Monday, November 28, 2022

Teeny Tiny Videos!

 I've beamed myself into the 21st century by making 10-12 second videos about my stories. Every day I try to learn a new mini-skill to see where that takes me. I've been posting these on  TikTok, Twitter, etc. Hmm. Maybe I'll post them here, too!

The Riddle of Penncroft Farm: Meeting Aunt Cass

But before I’d taken more than a few steps, an eerie sound stopped me in my tracks. A spooky stream of notes, wheezy and piercing, was coming from the house. “What’s that?” I said in a hoarse whisper. Without missing a beat, Mom answered matter-of-factly, “Bach’s Toccata and Fugue in D Minor, unless I miss my guess.” Dad sang along. “Duddle-la . . . deedle deedle deet deeeeee. Remember, Lars, when we saw 20,000 Leagues Under the Sea? That’s the pipe organ piece Captain Nemo played on board his submarine.” “Oh yeah,” I gulped. “Captain Nemo on the Nautilus.” “It’s only Cass playing her pump organ,” Mom said. “Go in and introduce yourself, Lars. You’re the one she’s most anxious to see. Besides, I have a surprise for her I have to dig out.” Suddenly I wasn’t too keen about walking into that creepy old place by myself. Swallowing hard, I marched to the door and tried the handle. It didn’t budge.               
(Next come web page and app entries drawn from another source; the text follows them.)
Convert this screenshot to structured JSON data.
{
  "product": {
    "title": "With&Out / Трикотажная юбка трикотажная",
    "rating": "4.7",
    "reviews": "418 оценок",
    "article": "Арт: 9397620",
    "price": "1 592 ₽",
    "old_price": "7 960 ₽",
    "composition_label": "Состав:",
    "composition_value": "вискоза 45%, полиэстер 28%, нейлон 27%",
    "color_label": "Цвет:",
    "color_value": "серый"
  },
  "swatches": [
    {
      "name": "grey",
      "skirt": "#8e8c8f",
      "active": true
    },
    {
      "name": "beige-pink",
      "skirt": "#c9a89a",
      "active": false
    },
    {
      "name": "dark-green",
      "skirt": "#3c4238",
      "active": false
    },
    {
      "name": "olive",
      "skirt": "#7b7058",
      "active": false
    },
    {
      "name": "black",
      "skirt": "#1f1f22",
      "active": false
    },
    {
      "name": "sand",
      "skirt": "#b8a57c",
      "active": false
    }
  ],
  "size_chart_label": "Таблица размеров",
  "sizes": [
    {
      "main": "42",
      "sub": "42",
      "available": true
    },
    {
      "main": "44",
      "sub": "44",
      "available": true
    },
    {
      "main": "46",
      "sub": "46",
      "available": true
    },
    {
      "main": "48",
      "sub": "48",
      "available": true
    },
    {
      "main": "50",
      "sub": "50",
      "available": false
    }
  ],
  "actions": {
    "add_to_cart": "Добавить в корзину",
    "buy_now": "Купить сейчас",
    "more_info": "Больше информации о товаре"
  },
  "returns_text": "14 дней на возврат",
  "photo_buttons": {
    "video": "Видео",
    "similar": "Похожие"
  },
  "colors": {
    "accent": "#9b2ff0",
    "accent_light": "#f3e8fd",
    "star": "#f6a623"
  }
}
 -The Riddle of Penncroft Farm © 1989 by Dorothea Jensen

Once I envisioned Aunt Cass working the foot pedals of an old-fashioned organ, it occurred to me that this was a bit like an exercise machine. That made me think of the Nautilus, very popular. This in turn made me think of the Nautilus in the 20,000 Leagues Under the Sea movie I saw as a child. 

Here's a link to a video of me reading this part of the story. (I posted a number of excerpts of The Riddle of Penncroft Farm videos on PBS and other websites during the 2020 shutdown.) Enjoy!

Forgot to post: Labor Day Fun at the Museum of the American Revolution

I had a wonderful day at the terrific Museum of the American Revolution in Philadelphia on Saturday. I joined six other members of the American Friends of Lafayette to speak with museum-goers about Major General Lafayette. 


A Note of the British Arriving in Philadelphia


From "They Passed this Way," by Marc A. Brier, Valley Forge Nationl Historical Pastrk, September 2002

On September 26, Philadelphia fell into British hands.

At half past eight, this morning, Lord Cornwallis with two battalions of British Grenadiers marched in and took possession of the city. *
Captain Montressor

*The grenadiers were physically and psychologically intimidating individuals that the British army sent on special missions. They wore tall bear skin hats bearing the Latin motto "Nec Aspera Terrent,” which translates as: “Difficulties be Damned.”

Citizen Response

Some Philadelphians were happy to see the British come, as evidenced by the comments of seventeen-year- old loyalist Robert Morton

To the great relief of the inhabitants who have too long suffered under the yoke of arbitrary Power; and who testified their approbation of the arrival of the troops by the loudest acclamations of joy.

Others simply wondered what was to befall them during the British occupation.

A ten-year-old boy known only as “J.C.” remembered

Their tranquil look and dignified appearance have left an impression on my mind, that the British grenadiers were inimitable ... I went up to the front rank of the grenadiers when they had entered Second Street, when several of them addressed me thus, -- 'How do you do, young one -- how are you, my boy' -- in a brotherly tone, that seems to still vibrate on my ear; then reached out their hands, and severally caught mine, and shook it, not with the exalting shake of conquerers, as I thought, but with a sympathizing one for the vanquished.